All records must be quoted exactly. Omit the pictures.

╭─ Material provided

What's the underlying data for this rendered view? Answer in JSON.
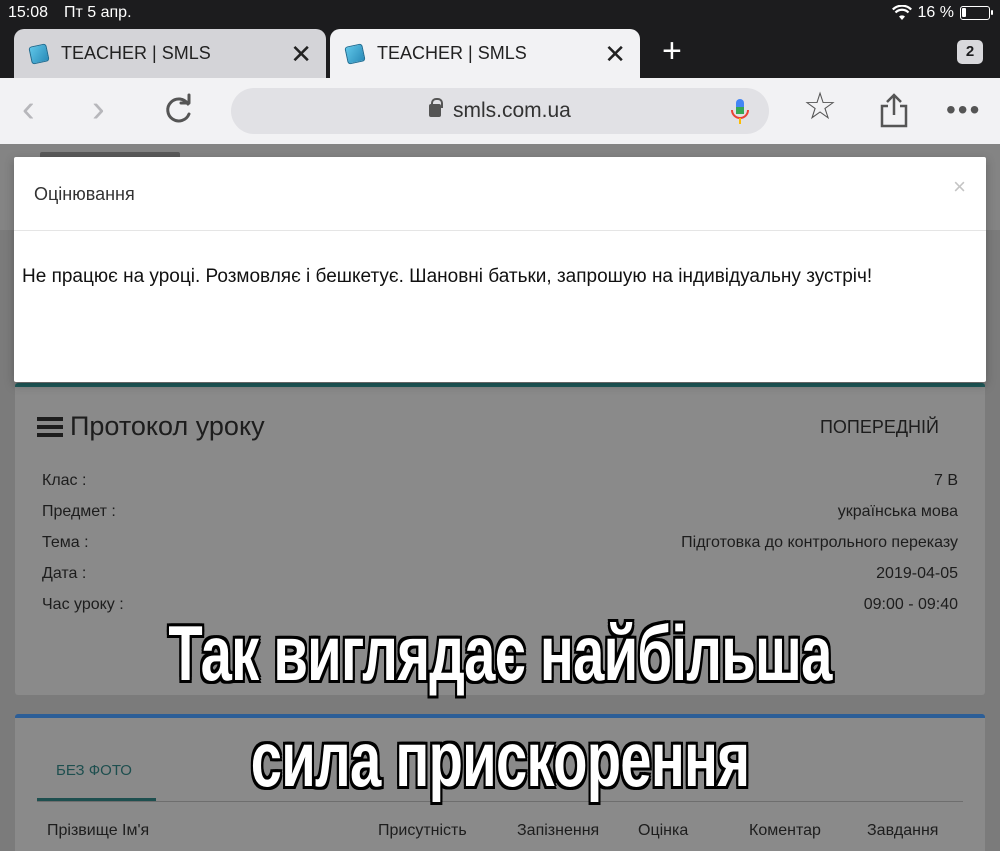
{
  "status_bar": {
    "time": "15:08",
    "date": "Пт 5 апр.",
    "battery": "16 %"
  },
  "tabs": [
    {
      "title": "TEACHER | SMLS",
      "active": false
    },
    {
      "title": "TEACHER | SMLS",
      "active": true
    }
  ],
  "tab_count": "2",
  "address_bar": {
    "url": "smls.com.ua"
  },
  "modal": {
    "title": "Оцінювання",
    "close": "×",
    "body": "Не працює на уроці. Розмовляє і бешкетує. Шановні батьки, запрошую на індивідуальну зустріч!"
  },
  "protocol": {
    "title": "Протокол уроку",
    "prev_button": "ПОПЕРЕДНІЙ",
    "rows": [
      {
        "label": "Клас :",
        "value": "7 В"
      },
      {
        "label": "Предмет :",
        "value": "українська мова"
      },
      {
        "label": "Тема :",
        "value": "Підготовка до контрольного переказу"
      },
      {
        "label": "Дата :",
        "value": "2019-04-05"
      },
      {
        "label": "Час уроку :",
        "value": "09:00 - 09:40"
      }
    ]
  },
  "students": {
    "tab_label": "БЕЗ ФОТО",
    "columns": [
      "Прізвище Ім'я",
      "Присутність",
      "Запізнення",
      "Оцінка",
      "Коментар",
      "Завдання"
    ]
  },
  "caption": {
    "line1": "Так виглядає найбільша",
    "line2": "сила прискорення"
  },
  "colors": {
    "overlay_page": "#7b7b7b",
    "protocol_accent": "#1f5a5a",
    "students_accent": "#2c5e97"
  }
}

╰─

§ **Exercise answer**:
What's the underlying data for this rendered view? Answer in JSON.
{
  "status_bar": {
    "time": "15:08",
    "date": "Пт 5 апр.",
    "battery": "16 %"
  },
  "tabs": [
    {
      "title": "TEACHER | SMLS",
      "active": false
    },
    {
      "title": "TEACHER | SMLS",
      "active": true
    }
  ],
  "tab_count": "2",
  "address_bar": {
    "url": "smls.com.ua"
  },
  "modal": {
    "title": "Оцінювання",
    "close": "×",
    "body": "Не працює на уроці. Розмовляє і бешкетує. Шановні батьки, запрошую на індивідуальну зустріч!"
  },
  "protocol": {
    "title": "Протокол уроку",
    "prev_button": "ПОПЕРЕДНІЙ",
    "rows": [
      {
        "label": "Клас :",
        "value": "7 В"
      },
      {
        "label": "Предмет :",
        "value": "українська мова"
      },
      {
        "label": "Тема :",
        "value": "Підготовка до контрольного переказу"
      },
      {
        "label": "Дата :",
        "value": "2019-04-05"
      },
      {
        "label": "Час уроку :",
        "value": "09:00 - 09:40"
      }
    ]
  },
  "students": {
    "tab_label": "БЕЗ ФОТО",
    "columns": [
      "Прізвище Ім'я",
      "Присутність",
      "Запізнення",
      "Оцінка",
      "Коментар",
      "Завдання"
    ]
  },
  "caption": {
    "line1": "Так виглядає найбільша",
    "line2": "сила прискорення"
  },
  "colors": {
    "overlay_page": "#7b7b7b",
    "protocol_accent": "#1f5a5a",
    "students_accent": "#2c5e97"
  }
}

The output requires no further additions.